WTCC boss expects closer fight between the manufacturers this year

After a year where the story was all about Citroën in terms of the championship, even though Lada, Honda and Chevrolet all grabbed key victories later in the season, WTCC General Manager Francois Ribeiro expects that after a bedding-in year for the new rules, the fight will be much closer between the teams in 2015.

Citroën dominated from the outset last year after getting the development jump on their rivals with the new-for-2014 TC1 rules, winning all but one race during the European leg of the season, before Honda and Lada grabbed two wins at the tail end of the season, and ROAL Motorsport’s Tom Chilton claimed the only non-Citroën race one (non-reversed grid) victory at the Beijing Goldenport circuit.

“Honda were very unfortunate when they crashed Tarquini’s car in Marrakech; that prevented them from using that car as a test car so they loss three or four months (of development) with the time to build a new car,” said Ribeiro to TouringCarTimes.

“This year they’ve already done a lot more testing.
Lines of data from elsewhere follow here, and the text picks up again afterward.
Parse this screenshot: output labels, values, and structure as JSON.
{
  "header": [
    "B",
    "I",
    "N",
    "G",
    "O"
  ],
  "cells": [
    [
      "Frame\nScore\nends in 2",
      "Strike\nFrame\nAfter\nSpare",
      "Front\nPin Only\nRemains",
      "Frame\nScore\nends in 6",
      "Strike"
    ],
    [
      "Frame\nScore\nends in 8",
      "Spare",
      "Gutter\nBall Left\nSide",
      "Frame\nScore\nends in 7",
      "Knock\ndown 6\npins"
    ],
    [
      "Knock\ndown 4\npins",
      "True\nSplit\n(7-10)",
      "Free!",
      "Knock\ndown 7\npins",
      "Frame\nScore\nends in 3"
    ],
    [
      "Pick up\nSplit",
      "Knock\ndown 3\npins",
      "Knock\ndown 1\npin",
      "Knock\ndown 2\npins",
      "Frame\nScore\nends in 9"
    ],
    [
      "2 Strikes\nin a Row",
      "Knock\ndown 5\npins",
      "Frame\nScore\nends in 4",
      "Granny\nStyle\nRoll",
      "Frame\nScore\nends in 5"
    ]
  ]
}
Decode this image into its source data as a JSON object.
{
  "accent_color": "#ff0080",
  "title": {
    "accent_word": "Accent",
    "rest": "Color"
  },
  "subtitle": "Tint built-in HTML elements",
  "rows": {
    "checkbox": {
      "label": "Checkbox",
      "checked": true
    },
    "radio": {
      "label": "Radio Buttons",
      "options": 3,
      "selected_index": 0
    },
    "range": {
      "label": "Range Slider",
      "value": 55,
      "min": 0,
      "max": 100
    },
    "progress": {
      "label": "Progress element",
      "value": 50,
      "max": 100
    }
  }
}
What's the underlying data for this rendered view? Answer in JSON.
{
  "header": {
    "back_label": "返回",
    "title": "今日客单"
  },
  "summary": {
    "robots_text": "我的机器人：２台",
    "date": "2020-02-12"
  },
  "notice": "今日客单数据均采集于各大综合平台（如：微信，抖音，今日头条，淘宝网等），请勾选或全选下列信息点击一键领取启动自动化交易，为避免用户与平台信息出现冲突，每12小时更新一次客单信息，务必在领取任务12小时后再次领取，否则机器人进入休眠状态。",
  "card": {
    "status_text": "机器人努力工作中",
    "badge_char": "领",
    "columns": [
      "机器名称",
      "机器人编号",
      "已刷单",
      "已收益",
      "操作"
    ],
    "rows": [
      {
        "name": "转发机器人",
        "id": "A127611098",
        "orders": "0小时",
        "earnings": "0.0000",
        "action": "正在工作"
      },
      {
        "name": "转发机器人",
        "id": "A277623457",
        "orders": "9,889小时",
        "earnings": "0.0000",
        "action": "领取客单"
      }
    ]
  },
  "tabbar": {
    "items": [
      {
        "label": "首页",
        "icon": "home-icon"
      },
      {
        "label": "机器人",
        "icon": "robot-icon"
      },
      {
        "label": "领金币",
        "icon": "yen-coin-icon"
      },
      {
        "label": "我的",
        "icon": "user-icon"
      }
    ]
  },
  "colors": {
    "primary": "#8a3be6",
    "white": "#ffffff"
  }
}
They’ve even built another car which has been sent to Japan to go in the wind tunnel, I think that’s the first time they’ve had the chance to use the Honda Formula 1 facilities.

“Last year (what happened was) obvious; Citroën had seven months more development than anybody else, but this year I’m very curious, not so much from the (Barcelona) test as I don’t think we’ll see too much from that, but to see in Q2 in Argentina, the gap between the Citroën and the Hondas.”


The dark horse of the season will be the new Lada Vesta, testing privately at their base in Magny-Cours, and now running with backing from Russia’s state-owned oil giant Rosneft. This year’s car has been almost completely handled by the experienced ORECA racing firm, which took Yvan Muller to his 2008 title with SEAT.

“I had a meeting with the new president of Lada, Bo Andersson, at the Moscow WTCC event in June (2014) and I told him openly are you sure the very Russian way the WTCC programme is run is the best way?” explained Ribeiro.

“I said as you are going into a complete brand transformation, when you see the new Vesta and the design of the coming Ladas, why is it so important to have that ‘made in Russia’ (tag) for motorsport? Because it’s not at the level of the WTCC. You should invest more money, but invest rightly, but I’m sorry, the racing competitors are in western Europe. Whether you pick a British racing team or a French, Italian, German, I don’t care, but if you want to compete, you have to forget that ‘made in Russia’.

“At the end of the day the viewers will see a Lada car and you want that Lada car to be racing at the front of the pack. Two weeks following that meeting, they took the decision to give everything to ORECA. Design, testing, building, development, homologation. It’s 95% a ORECA car.”

The new Vesta will not actually be available for sale until later this year, which means the first Vestas the world will see will be the cars that Lada Sport Rosneft take to the track. Without a complete production run in place, Ribeiro confirms that for FIA homologation purposes, the plans for the road-going Vesta have been used to complete the necessary red tape.

“It’s a mass market car and they showed the production plan to build the car and the FIA judged that was enough to homologate the car,” explained Ribeiro. “I believe the homologation went pretty smoothly actually. Since ORECA was involved in the design, the dialogue with the FIA technical department was much easier.”